Sheila Nezhad

On transit, Nezhad said her experience as an organizer would help shape how she would pursue transit policy as mayor. 

“The mayor is a role for an organizer, in my opinion, and that’s why I chose to run for mayor because it’s really about bringing together all of these actors, which for transit is especially important that the state, the county, the MET council, and the city all need to come together to make sure that we’re crafting policy that helps those who are most impacted by our transit policy.”

On whether the protests following Floyd’s murder would be “in vain” without deeper reform, she said that she is running for mayor so we “don’t waste this moment.”

“We can’t waste the sacrifice that brave folks made not only in Minneapolis, but across the country in challenging our racist police system. And we’re going to make change by passing question 2 and by being firm in crafting new solutions for safety beyond policing. And it’s going to take time, and we’re only going to get there by bringing all of us along.”

And for streets.mn, she pointed to her proposal to create a municipal snow shoveling program with city jobs. 

“I want to start a citywide municipal shoveling program to make sure that our sidewalks are accessible all winter long for those who walk, bike, roll and [to make it] easier to get on the bus in the wintertime.”

About Jared Goyette

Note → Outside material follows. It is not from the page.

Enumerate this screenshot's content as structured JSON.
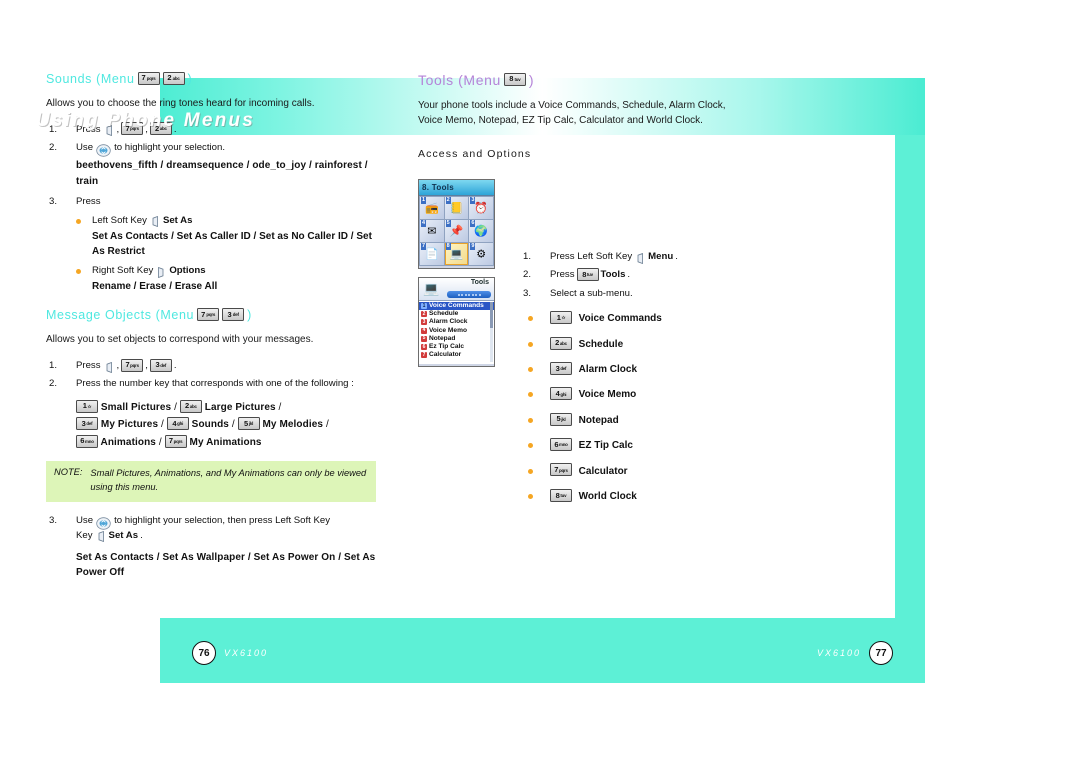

Jared Goyette is the part-time managing editor at streets.mn. He is a freelance journalist whose work has appeared in The Washington Post, The Guardian and elsewhere. He uses Metro Transit, bikes a lot and plays soccer poorly whenever possible, sometimes with his daughter Ceci.